Greenville is the medical, economic, education, cultural, and industrial hub of Eastern North Carolina. The City covers approximately 35 square miles and has a population of 81,798 (according to U.S. Census data).
Greenville, NC is located in the north central coastal plain region of Eastern North Carolina, approximately 85 miles east of Raleigh, 87 miles west of the Atlantic Ocean, and 265 miles south of Washington, DC.
Greenville was founded in 1771 as ''Martinsborough,'' named after the Royal Governor Josiah Martin. In 1774, the town was moved to its present location on the south bank of the Tar River, three miles west of its original site. In 1786, the city's name was changed to Greenesville in honor of General Nathanael Greene, the Revolutionary War hero, and later shortened to Greenville.
During Greenville’s early years, the Tar River was a navigable waterway; and by the 1860’s there were several established riverboat lines transporting passengers and goods. Cotton was the leading agricultural crop, and Greenville became a major cotton export center. Before the turn of the century, however, tobacco surpassed cotton and became the leading money crop.

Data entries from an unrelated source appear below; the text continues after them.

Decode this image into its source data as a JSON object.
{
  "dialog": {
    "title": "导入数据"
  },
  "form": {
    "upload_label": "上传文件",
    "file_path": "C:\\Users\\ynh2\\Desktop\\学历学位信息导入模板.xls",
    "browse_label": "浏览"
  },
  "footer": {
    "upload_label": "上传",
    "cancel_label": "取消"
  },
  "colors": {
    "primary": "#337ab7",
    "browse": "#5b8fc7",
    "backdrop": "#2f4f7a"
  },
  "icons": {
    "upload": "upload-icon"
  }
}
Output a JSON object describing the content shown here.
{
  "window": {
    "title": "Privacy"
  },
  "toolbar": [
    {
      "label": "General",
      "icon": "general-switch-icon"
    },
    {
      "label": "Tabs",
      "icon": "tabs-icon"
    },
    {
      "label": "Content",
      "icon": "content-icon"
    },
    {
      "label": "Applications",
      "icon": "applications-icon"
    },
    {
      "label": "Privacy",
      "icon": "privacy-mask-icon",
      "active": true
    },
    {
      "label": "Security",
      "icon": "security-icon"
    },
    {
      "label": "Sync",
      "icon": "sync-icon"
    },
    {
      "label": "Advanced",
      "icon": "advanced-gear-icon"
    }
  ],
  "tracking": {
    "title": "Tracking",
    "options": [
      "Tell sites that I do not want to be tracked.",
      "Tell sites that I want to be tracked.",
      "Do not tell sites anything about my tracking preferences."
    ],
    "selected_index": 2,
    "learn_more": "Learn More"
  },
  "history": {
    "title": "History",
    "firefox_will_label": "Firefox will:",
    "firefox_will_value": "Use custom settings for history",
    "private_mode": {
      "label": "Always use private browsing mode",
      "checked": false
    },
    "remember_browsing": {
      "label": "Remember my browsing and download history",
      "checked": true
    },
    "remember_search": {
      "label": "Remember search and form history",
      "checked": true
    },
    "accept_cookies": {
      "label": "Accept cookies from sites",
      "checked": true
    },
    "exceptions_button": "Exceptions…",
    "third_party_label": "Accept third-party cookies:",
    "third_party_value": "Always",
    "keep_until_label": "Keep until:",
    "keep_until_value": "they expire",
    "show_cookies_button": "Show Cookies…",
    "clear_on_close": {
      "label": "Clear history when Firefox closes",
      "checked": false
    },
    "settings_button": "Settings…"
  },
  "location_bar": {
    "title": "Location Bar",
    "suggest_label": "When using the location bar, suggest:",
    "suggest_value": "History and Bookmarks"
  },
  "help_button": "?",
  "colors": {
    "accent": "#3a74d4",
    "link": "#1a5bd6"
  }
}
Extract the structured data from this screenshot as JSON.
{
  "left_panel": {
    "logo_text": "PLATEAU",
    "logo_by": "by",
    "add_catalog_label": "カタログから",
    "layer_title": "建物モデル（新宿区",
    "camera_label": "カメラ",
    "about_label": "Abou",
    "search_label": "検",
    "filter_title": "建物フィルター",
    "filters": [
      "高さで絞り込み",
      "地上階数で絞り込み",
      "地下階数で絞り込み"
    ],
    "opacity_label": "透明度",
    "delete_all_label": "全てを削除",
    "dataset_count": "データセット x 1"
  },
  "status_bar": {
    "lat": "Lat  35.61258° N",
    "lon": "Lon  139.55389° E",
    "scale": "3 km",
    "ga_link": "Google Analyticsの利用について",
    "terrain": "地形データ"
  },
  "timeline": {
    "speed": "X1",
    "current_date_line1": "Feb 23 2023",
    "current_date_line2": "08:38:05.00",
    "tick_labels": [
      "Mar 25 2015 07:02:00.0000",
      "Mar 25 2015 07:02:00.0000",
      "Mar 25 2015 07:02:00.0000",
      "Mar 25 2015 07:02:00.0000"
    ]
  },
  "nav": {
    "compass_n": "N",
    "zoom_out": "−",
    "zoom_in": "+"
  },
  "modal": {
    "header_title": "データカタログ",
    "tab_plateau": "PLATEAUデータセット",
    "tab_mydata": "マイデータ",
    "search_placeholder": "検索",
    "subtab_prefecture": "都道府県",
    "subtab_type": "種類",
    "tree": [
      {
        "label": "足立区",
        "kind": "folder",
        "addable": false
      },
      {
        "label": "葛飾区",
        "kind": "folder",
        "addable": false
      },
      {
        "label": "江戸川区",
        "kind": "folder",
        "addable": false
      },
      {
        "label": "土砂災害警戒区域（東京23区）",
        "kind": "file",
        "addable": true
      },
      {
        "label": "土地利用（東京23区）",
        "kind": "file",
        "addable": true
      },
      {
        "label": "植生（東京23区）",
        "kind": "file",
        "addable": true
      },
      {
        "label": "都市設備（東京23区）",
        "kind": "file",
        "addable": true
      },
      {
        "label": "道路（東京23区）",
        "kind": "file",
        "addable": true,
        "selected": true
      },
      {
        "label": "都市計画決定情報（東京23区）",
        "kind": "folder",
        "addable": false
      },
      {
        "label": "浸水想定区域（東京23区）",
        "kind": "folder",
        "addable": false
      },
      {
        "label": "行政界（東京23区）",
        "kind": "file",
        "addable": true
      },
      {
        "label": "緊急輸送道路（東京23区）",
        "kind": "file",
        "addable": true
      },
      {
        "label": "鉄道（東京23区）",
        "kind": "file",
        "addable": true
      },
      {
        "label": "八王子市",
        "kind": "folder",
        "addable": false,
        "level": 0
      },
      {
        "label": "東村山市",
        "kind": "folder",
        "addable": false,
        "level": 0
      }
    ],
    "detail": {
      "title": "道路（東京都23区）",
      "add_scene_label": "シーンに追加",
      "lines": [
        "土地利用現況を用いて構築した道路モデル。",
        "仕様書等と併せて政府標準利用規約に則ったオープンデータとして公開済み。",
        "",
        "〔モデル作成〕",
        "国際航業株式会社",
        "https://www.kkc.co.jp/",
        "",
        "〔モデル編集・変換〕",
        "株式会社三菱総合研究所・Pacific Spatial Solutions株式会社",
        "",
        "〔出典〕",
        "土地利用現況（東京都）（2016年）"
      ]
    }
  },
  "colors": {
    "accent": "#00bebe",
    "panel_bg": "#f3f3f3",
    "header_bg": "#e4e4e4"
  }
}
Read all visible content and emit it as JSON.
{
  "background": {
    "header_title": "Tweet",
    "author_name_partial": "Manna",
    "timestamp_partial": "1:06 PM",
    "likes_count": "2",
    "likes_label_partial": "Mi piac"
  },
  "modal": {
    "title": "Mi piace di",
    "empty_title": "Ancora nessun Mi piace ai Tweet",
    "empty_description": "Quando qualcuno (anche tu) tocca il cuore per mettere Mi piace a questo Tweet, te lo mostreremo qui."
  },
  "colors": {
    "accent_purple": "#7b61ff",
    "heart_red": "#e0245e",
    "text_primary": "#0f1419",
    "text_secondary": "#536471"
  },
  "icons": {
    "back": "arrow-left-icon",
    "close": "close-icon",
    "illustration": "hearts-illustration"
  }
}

Greenville became one of the State’s leading tobacco marketing and warehouse centers.
Located on West Fifth Street in Greenville